Hardline Kayhan News — whose front page on Thursday is almost entirely dominated by a feature on the upcoming Qods Day (Iran’s anti-Israel and anti-Zionist ‘celebration’) — spares a small part of its lead for a story explaining that the West and Qatar are concerned by Syrian President Bashar al-Assad’s recent “victories” in Homs.
The rest of the story appears to include sections of Syrian State media’s reports on the regime advance in Homs translated into Persian.
Akbar Torkan, a senior advisor to President-elect Hassan Rouhani, and a former Defense Minister under Rafsanjani, asked outgoing President Mahmoud Ahmadinejad on Wednesday not to pass legislation before he formally hands over office on August 4.
“At the end of former president Mohammed Khatami’s Presidency, Ahmadinejad’s incoming administration asked Khatami to not pass certain legislation before his administration took office, and we ask Ahmadinejad to honor our requests as well, just as Khatami did his,” Torkan said.
If that were not clear enough, Torkan warned: “The last week of the Ahmadinejad administration shouldn’t be a week of looting.”
Outgoing President Mahmoud Ahmadinejad has used a visit to the troubled South Pars energy project to declare, “Controlling the assets of nations has always been on the agenda of imperialism and imperialists have always tried their utmost to prevent other nations from achieving their interests.”
The President insisted, “Today, Assalouyeh and South Pars can be the starting point of a new history in our country by resisting against monopolization.”
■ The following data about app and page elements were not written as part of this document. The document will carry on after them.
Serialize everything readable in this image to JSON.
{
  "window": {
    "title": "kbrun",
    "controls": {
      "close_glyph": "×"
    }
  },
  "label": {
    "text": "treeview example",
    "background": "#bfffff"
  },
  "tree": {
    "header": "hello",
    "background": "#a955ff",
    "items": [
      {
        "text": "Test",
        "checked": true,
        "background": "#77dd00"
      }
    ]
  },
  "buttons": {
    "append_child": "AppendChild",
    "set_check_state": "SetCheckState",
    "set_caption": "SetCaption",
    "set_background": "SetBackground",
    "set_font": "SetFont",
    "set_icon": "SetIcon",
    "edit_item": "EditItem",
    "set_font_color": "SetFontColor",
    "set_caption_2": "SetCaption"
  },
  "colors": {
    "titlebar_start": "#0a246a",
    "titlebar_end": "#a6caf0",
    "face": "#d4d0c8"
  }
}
Ahmadinejad talked about US-led attempts to restrict Iran’s energy sector, “Those who have imposed sanctions against us are the owners of the same companies that do not give us goods and equipments.”
However, the President did not refer to the numerous foreign companies — including from Russia, China, the Netherlands, France, and Spain — who have pulled out of the South Pars project since 2010, or to the long-term delays in development of the oil and gas field.